When I saw this audiobook at the library, I just had to pick it up.  Not only have we been studying Tudor England, but I have read a lot of books in the last year about various people from this time in history.  Jane Boleyn was married to George Boleyn, the brother of Anne Boleyn, who was put to death for treason along with his sister Anne.  It has been said that Jane Boleyn gave damning testimony about her husband and sister-in-law.  Jane went on to serve Anne of Cleves and Katherine Howard.  She was executed for her role in helping Katherine Howard meet her lovers and commit adultery against King Henry VIII.  This book traces Jane's life from soon after her husband's death until her own beheading.  The author is more sympathetic to Jane than have been previous authors.  Overall, it is a fascinating look at Tudor England. A

True confession - I didn't really understand this book.  The author has created a back story for the Wicked Witch of the West which includes her childhood as the daughter of a pious preacher, her university years, her young adult years when she finally found and then lost love but also was involved in dangerous political causes, and her life as a recluse.  The book ends with the same events related in The Wizard of Oz, but from the point of view of the Wicked Witch of the West.  The story is intriguing and full of depth.  The characters, particularly Elphaba (aka the Wicked Witch of the West), are unique and the plot is intricate.  The author explores the concept of evil - what is evil? how do we decide what is evil? is a person inherently evil?  He creates a detailed political and social landscape.  I enjoyed the book, but I finished with many questions - but, I think that's what the author wanted.  There are some sexual scenes within the book, so I recommend it only for adults.  A

Lisa Lutz has created another fun mystery.  The main character, Isabel, gets caught up in trying to figure out her inscrutable neighbor.  In the meantime, her family seems to be going crazy.  This book has lots of plot twists and turns.  It is a lot of fun to read and I recommend it, but only for adults since the language is definitely PG-13. A

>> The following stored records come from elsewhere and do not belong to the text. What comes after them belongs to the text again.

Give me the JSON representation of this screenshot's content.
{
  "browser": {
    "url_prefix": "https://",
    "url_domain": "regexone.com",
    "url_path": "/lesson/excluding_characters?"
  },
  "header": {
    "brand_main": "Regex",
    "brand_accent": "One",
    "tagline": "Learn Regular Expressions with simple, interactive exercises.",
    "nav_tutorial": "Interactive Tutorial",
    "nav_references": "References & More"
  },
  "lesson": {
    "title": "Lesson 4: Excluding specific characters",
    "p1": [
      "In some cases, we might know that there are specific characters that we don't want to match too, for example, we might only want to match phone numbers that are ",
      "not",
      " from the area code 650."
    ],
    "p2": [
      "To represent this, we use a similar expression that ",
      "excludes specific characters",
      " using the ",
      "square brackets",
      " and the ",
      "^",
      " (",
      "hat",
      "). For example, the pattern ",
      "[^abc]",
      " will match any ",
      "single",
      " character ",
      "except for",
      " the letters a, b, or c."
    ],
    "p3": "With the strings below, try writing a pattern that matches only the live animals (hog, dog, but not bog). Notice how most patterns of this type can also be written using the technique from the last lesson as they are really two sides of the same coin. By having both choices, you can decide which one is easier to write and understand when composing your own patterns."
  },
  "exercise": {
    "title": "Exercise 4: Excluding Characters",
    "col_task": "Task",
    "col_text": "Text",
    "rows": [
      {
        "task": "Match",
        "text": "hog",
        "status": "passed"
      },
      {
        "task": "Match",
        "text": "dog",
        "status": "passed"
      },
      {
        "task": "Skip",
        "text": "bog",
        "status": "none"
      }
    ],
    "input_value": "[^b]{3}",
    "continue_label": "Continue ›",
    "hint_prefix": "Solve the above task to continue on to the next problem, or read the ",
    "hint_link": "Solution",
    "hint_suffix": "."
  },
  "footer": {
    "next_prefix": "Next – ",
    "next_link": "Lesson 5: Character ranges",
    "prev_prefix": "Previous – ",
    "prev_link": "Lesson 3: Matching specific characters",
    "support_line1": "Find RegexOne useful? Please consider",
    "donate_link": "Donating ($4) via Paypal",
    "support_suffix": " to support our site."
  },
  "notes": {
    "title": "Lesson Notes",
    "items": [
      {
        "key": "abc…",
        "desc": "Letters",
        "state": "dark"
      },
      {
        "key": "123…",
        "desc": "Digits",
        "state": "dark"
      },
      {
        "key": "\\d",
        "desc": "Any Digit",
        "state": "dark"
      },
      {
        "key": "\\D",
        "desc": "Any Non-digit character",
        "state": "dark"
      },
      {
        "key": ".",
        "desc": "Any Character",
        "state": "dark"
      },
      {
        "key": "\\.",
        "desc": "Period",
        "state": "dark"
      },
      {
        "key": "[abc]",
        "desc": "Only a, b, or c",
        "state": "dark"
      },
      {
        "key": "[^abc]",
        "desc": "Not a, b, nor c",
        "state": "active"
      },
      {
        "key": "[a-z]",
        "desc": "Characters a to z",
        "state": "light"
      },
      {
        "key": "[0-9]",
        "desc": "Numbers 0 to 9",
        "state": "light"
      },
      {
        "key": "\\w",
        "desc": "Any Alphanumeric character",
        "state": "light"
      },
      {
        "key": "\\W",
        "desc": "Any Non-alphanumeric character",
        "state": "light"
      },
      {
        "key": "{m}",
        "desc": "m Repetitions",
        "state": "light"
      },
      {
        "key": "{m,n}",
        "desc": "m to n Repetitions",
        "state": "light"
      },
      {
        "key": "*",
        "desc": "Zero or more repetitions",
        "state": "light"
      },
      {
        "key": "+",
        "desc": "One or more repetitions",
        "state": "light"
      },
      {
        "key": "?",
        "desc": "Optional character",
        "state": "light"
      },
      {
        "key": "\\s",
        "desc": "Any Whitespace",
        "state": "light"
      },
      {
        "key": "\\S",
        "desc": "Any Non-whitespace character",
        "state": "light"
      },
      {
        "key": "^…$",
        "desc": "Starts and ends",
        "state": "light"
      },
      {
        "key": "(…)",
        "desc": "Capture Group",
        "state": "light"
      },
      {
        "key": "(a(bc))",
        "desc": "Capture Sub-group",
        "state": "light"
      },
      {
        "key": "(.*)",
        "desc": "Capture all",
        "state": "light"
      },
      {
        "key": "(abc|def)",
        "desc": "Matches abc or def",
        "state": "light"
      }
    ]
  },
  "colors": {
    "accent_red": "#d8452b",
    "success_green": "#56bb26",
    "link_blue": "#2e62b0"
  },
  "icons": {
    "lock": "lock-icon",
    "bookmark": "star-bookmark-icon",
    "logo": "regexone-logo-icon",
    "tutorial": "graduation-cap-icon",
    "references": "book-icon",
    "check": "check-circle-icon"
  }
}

I love Grisham books, so I was thrilled to be able to listen to this one on mp3.  Unfortunately, I found it rather unsatisfying.  The premise of the book is that a chemical company dumped toxic waste illegally, causing huge numbers of cancer cases and deaths in rural Mississippi.  A case was filed against the chemical company, and a huge verdict was returned against the chemical company, but not until the lawyers had almost gone bankrupt from pursuing this case.  The majority of the book is the story of the appeal and the myriad of strings pulled by the chemical company to ensure a favorable verdict on appeal, including pushing the plaintiff lawyers all the way to bankruptcy and working to get a sympathetic judge elected to the state supreme court.  The problem with the book was that it felt rather preachy.  Grisham appears to have taken an entire book to support the position that state supreme court judges should be appointed and not elected.  In the process, big business is demonized and Christian voters are made to look like sheep, following the big names in "Family Values" ministries without thinking.  Though the book was well-written (as usual for Grisham) and the characters and story compelling, it left a bad taste in my mouth.  B-

Have you read any of these?  What did you think?  What books would you recommend?



1 comment:

Jillian said...

Hi there -

I work for Karl Giberson, and he wanted to express his thanks for the nice mention of Saving Darwin. Thanks for taking the time!